The lecture theatre is brimful of bright-eyed people listening to a lecture by Kohei Nawa — an artist considered by many to be at the forefront of contemporary art in Japan. The public lecture offers insight into the design and production process of the often complex and intricate work on display in his current solo exhibition titled "Synthesis" at the Museum of Contemporary Art Tokyo.

Nawa grew up in the Kansai region and studied art locally and in London. He later spent time in both the New York and Berlin art scenes, which helped him find direction and inspiration for his work. Since his first solo exhibition in Osaka in 2000, he has quickly built both a domestic and international reputation for himself at the relatively young age of 36. Yet, it is in his necessarily large art "factory" named Sandwich in the suburbs of Kyoto that he brainstorms and creates his often grandiose work, which could comfortably sit alongside pieces by Damien Hirst or Jeff Koons.

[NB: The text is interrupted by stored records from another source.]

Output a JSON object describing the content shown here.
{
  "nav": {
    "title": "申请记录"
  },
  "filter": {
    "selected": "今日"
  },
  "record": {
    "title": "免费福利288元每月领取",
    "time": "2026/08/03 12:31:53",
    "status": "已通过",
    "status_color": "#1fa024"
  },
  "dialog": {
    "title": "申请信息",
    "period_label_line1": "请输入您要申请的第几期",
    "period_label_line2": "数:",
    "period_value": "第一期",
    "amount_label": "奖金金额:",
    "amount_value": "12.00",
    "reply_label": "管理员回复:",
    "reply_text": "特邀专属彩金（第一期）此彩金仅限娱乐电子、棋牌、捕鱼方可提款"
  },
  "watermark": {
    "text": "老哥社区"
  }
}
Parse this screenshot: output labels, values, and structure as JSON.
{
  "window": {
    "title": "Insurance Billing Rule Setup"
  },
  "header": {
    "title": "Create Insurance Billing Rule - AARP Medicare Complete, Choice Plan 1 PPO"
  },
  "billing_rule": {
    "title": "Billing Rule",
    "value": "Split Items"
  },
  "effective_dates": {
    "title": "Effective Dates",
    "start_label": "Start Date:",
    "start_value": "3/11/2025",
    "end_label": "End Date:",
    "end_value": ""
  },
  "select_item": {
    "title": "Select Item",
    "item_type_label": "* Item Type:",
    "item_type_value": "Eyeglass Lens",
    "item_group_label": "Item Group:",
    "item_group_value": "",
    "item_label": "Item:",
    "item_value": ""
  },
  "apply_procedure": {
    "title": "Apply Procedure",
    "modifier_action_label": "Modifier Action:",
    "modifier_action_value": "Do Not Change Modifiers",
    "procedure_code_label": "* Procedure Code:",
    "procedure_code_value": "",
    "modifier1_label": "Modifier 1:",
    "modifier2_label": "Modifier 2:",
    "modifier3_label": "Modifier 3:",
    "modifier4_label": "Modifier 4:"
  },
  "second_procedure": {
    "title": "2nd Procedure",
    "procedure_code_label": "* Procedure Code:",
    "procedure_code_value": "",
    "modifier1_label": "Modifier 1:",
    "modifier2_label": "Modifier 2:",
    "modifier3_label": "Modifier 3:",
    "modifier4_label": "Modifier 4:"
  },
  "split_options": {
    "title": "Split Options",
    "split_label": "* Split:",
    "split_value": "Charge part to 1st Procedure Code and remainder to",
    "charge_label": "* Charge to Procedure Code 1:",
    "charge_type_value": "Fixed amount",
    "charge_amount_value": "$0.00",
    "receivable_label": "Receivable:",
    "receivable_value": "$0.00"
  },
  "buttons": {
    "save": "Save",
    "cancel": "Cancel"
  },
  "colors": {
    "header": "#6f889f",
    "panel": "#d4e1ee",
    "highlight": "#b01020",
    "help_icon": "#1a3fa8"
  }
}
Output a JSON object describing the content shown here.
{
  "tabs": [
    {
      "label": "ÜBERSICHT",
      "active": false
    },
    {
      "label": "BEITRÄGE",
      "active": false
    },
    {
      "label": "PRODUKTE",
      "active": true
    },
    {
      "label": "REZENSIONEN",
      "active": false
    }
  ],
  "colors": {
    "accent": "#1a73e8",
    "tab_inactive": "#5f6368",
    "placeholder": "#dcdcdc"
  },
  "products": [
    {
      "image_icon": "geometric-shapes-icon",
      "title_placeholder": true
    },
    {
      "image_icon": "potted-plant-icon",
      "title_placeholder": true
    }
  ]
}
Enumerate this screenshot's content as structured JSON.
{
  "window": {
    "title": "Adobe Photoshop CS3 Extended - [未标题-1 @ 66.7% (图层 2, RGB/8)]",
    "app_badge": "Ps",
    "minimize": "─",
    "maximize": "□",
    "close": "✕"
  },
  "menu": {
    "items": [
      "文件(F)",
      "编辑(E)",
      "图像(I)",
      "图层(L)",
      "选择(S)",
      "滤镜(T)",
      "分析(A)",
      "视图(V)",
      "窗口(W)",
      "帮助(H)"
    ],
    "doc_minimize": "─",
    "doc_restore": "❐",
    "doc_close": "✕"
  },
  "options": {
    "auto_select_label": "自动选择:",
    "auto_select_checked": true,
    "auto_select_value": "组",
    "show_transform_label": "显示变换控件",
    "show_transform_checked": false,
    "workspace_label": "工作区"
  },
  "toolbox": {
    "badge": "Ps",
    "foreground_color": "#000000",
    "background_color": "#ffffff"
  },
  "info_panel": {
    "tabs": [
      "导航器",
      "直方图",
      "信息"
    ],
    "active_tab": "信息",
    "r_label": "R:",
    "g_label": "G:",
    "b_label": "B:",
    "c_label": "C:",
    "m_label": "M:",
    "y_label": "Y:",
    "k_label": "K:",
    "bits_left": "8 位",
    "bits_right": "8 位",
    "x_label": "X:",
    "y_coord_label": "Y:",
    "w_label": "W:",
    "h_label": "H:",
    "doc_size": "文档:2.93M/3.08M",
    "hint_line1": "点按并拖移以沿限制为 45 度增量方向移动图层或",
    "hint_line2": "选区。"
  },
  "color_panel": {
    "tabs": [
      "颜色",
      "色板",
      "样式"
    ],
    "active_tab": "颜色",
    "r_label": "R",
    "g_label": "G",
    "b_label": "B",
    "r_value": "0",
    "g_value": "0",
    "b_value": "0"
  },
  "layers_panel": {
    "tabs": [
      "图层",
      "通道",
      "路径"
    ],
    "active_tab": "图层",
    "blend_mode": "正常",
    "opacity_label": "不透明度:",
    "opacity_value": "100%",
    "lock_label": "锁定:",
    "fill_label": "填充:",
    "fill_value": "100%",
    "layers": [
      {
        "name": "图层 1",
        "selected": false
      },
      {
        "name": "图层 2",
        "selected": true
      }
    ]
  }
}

His distinctive focus on choice of mediums, which range from polyurethane foam and silicon oil to stuffed toys he buys on the Internet and covers in perspective-defying glass beads, helps create art that is both tactile and visually impressive.